Yesterday, I was feeding my seven-month-old daughter, Princess. She likes to grab the spoon away from me (which, as I commented here, isn't such a bad thing), so I usually give her a second spoon to play with to distract her.
Well, I couldn't find another spoon. Our "everything" drawer of kitchen utensils had quite an assortment of items in it, but no extra baby spoons. I wound up handing her a (clean) toddler toothbrush.
Watching my baby meet a toothbrush for the first time was a real treat. First, she waved it up and down, in the "I've got a new thing! See!" way that babies do. Then, she passed it from one hand to the other and started running her fingers down the bristles.
"It's a toothbrush," I told her.
I stopped feeding my little scientist and just watched her play with the toothbrush. She kept passing it from hand to hand, touching it, exploring it. Finally, she shoved the toothbrush in her mouth and began to move it up and down, just like a big kid.
Little Brother was delighted. "Look, Mommy! Look what she can do!"
I never thought that a toothbrush could be a teaching tool.
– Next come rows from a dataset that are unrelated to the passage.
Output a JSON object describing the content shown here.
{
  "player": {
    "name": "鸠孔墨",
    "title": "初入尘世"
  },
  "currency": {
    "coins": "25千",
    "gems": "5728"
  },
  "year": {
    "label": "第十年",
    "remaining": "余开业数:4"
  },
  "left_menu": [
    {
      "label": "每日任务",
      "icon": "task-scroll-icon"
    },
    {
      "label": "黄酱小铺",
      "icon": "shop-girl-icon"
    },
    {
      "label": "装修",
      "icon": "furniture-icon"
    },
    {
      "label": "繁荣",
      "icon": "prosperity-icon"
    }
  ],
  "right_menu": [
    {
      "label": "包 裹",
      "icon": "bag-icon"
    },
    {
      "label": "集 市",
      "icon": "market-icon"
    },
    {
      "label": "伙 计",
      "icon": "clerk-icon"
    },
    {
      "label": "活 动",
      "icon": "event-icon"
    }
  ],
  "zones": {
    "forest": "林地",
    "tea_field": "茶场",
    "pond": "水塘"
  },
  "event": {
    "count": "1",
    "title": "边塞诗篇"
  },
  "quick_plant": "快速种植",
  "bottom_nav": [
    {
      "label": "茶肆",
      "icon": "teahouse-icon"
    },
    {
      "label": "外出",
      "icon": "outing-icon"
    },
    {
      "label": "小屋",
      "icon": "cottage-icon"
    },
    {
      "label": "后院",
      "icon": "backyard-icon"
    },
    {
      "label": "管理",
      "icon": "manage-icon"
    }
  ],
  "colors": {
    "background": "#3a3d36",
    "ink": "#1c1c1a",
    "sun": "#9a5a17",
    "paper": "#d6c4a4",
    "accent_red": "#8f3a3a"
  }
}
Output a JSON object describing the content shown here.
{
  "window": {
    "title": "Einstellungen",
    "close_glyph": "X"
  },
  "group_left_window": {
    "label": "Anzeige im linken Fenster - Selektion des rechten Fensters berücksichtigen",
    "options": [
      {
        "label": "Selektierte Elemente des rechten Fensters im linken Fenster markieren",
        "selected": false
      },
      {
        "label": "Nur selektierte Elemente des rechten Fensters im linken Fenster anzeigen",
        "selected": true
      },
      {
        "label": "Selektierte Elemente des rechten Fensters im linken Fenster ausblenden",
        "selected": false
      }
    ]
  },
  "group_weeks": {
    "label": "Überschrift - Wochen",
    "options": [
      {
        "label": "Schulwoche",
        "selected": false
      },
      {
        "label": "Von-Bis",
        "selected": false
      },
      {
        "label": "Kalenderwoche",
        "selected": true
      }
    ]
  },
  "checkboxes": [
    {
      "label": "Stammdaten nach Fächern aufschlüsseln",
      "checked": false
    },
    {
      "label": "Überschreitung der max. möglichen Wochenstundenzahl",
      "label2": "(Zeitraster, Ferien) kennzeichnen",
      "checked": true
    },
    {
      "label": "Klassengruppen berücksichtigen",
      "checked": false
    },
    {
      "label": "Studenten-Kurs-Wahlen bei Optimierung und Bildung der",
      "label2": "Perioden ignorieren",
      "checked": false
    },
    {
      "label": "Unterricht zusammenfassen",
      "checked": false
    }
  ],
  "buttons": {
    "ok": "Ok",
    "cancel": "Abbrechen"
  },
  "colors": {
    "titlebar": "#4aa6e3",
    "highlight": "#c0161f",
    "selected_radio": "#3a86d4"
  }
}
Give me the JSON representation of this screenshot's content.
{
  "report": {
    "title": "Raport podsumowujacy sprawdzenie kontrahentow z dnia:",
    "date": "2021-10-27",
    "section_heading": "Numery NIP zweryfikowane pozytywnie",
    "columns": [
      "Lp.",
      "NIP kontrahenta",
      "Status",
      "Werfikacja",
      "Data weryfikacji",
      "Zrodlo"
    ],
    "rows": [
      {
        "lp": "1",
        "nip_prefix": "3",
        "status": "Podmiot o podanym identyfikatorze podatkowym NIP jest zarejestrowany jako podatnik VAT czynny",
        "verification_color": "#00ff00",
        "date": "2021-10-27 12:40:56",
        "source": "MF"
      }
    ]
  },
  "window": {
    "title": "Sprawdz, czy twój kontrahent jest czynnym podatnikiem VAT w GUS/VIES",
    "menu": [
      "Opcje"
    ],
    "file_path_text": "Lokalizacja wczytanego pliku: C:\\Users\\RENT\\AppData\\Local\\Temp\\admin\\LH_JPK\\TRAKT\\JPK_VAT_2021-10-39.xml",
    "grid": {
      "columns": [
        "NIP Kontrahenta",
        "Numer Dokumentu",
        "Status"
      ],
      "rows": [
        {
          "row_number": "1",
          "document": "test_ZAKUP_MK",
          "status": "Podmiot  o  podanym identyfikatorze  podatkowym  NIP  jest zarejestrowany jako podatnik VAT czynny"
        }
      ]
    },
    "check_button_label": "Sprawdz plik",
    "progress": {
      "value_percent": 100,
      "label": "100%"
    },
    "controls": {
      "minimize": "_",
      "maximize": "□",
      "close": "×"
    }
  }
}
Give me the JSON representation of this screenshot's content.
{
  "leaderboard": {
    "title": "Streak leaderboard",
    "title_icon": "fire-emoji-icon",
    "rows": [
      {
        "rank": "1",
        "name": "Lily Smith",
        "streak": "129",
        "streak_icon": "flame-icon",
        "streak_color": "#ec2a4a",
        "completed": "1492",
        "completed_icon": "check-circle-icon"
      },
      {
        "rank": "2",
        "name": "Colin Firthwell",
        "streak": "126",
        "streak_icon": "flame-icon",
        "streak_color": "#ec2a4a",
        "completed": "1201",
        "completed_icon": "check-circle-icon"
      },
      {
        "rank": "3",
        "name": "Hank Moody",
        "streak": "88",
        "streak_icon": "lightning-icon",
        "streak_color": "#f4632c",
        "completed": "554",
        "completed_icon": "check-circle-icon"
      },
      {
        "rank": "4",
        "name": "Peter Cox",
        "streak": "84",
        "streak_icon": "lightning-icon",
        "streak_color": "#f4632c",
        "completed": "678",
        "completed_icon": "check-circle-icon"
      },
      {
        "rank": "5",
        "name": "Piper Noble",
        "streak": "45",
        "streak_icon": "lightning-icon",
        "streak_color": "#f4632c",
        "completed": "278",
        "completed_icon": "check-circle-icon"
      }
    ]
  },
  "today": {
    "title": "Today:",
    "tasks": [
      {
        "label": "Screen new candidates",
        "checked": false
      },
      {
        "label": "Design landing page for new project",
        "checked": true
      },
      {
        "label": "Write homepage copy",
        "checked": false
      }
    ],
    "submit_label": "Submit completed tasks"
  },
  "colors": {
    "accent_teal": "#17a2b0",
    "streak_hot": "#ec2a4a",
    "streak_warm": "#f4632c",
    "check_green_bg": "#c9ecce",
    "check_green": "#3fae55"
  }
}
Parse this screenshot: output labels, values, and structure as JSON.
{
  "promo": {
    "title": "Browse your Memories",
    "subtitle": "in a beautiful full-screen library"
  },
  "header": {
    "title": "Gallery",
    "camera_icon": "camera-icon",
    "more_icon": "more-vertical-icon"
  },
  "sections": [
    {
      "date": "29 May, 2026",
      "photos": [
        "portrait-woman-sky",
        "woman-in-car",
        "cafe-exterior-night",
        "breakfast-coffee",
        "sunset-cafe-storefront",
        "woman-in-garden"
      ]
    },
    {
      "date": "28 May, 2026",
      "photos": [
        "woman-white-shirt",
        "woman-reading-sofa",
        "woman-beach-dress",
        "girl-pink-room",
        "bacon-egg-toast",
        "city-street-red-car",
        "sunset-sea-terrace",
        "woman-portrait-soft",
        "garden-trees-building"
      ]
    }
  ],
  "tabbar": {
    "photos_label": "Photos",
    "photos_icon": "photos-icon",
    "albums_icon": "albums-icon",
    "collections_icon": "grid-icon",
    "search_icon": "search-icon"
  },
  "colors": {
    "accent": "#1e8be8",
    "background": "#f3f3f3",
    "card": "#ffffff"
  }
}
But then, I tend to forget that, for a baby, the whole world is a new thing to explore. You can find science anywhere.